The ongoing legal saga involving the Sahara Group has moved one step forward with the Supreme Court on Wednesday asking the Securities and Exchange Board of India why the directions spelt out in its August 31, 2012 order against the group have not been executed. That landmark order plugged apparent loopholes in the existing law which had emboldened the group to question the capital market regulator’s jurisdiction over its massive fund raising efforts amounting to over Rs. 24,000 crore through obscure instruments known as optionally fully-convertible debentures (OFCD). The Supreme Court, while upholding SEBI’s 14-month old order holding the OFCDs illegal, directed the two Sahara companies that had issued the debentures to return the money and also furnish the identity of its investors, both within stiff timelines. Sahara had approached the highest court after failing to get relief from the Allahabad High Court and the Securities Appellate Tribunal. In almost all other cases, the Supreme Court order — backed up by stringent criticism of the conduct of the group’s promoters — would have been the final word. Not so for Sahara, which has seemingly unlimited resources to engage lawyers and acquire and operate a number of unrelated businesses. Its logo has adorned the Indian cricket team and more recently it bought iconic hotels in London and New York. In none of these cases has the source of funding ever been made public even while it flaunted its acquisitions and political connections.

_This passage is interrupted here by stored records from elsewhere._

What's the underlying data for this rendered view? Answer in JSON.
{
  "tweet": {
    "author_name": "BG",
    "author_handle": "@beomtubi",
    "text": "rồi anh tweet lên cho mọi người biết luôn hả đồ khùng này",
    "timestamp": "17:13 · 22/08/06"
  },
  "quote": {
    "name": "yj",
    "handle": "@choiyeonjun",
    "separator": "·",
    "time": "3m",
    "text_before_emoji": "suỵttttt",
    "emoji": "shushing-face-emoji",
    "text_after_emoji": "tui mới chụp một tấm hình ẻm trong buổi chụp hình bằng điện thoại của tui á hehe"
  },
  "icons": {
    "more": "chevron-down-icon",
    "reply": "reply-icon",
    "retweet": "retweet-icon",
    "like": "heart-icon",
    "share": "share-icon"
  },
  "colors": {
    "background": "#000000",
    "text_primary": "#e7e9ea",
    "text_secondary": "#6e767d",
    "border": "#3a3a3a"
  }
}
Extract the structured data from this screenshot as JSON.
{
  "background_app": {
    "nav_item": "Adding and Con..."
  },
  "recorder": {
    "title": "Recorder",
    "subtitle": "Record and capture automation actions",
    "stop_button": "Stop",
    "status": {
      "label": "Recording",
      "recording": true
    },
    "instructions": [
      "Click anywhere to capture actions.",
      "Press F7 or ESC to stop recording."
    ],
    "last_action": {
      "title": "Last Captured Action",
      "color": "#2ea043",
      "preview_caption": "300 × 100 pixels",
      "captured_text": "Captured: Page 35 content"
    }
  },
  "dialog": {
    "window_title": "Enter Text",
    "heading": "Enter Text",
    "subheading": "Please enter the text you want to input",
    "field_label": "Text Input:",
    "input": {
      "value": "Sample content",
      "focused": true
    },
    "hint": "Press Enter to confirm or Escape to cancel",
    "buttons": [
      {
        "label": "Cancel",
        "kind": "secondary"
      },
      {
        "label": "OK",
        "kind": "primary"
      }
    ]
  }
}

Even after the Supreme Court order, Sahara’s legal avenues were, apparently, far from being totally shut. Quite inexplicably, on December 5, 2012, a three-member bench of the Supreme Court headed by the Chief Justice of India gave the group unexpected relief by giving it time till February to repay the depositors in instalments. Days after that order, the group claimed that its liabilities are only a fraction of what was estimated by SEBI. Technically in default and facing a contempt petition, the group is now suspected to have shifted large sums of money overseas to fund its hotel acquisitions. This is a matter that will have to be investigated from the angle of foreign exchange regulations and money laundering. But the latest Supreme Court observations should remind us that the bona fides of the several lakh-strong depositor base of the group need to be established first and the money returned to them without delay. This task was never expected to be easy. The Supreme Court has now told SEBI it can seize the group’s assets. Given Sahara’s known track record of artifice and opacity, however, it is not clear what the regulator will actually manage to get hold of.